Sibelius plugin review: Tom Curran's Impose Sketch onto Template, version 2.01
When I heard about the initial release of this plugin last week, I was immediately excited to give it a try, as it brings several much-needed features to Sibelius. Since many notation projects involve importing material from one type of score into another, this plugin can be a huge time-saver and eliminate several tedious steps from the process.
The plugin functions to import the structure and various fundamental elements from one score to another. In addition, it transfers tempo markings, time signatures, key signatures, bar number changes, rehearsal markings, system symbols, system lines, and special barlines (double, final, repeat, etc.) from the source score into the template score. In a DAW environment, one might compare this plugin to the "Import Session Data" feature of Pro Tools.
But how is this better than simply using Sibelius’s built-in “System Passage” function to select and then copy/paste from the source score into the template? The default “System Passage” function, while useful, doesn’t offer options to selectively omit certain elements from the source score. As a result, this method usually creates a mess of unwanted material in the template score. Tom Curran’s very smart plugin, on the other hand, is extremely customizable and only does what you tell it to do, allowing you to better retain the look of the template score without having unwanted elements imposed upon it.
The usage of the plugin is very clearly documented in the Sibelius plugin site and even includes a YouTube video demonstration. Below are several screen captures from the video, showing the plugin being used to import the structure from a piano-vocal sketch into a larger orchestral template.

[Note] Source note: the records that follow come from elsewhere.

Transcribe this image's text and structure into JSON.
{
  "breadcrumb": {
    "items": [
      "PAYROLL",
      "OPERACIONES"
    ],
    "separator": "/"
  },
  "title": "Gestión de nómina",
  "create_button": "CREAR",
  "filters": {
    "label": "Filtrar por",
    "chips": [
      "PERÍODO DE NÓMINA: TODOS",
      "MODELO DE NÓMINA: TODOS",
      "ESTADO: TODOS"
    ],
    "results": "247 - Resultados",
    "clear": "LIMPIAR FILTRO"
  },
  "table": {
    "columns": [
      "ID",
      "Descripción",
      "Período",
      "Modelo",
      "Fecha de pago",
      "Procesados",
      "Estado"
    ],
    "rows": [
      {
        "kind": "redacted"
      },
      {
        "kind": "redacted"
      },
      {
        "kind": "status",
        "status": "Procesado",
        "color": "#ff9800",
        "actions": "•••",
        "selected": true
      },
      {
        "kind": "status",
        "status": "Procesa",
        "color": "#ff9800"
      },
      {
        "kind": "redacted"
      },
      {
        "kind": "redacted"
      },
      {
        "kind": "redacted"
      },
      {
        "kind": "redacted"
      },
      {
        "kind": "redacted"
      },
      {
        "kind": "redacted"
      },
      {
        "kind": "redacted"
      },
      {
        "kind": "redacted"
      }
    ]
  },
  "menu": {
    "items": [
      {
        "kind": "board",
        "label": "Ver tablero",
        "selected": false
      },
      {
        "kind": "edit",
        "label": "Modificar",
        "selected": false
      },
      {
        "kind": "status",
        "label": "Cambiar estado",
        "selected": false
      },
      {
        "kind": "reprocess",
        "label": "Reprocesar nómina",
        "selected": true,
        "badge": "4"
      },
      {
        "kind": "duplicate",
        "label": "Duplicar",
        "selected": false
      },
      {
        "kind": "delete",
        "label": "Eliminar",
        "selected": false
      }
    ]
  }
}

My only gripe with the plugin is its name, which falls a bit short in describing what the plugin actually does. I might have named it something along the lines of “Selective Score Element Import,” but nevertheless it is an excellent addition to the the Sibelius plugin collection and I am deeply grateful to its creator, Tom Curran, for putting in the time to build it. Bravo!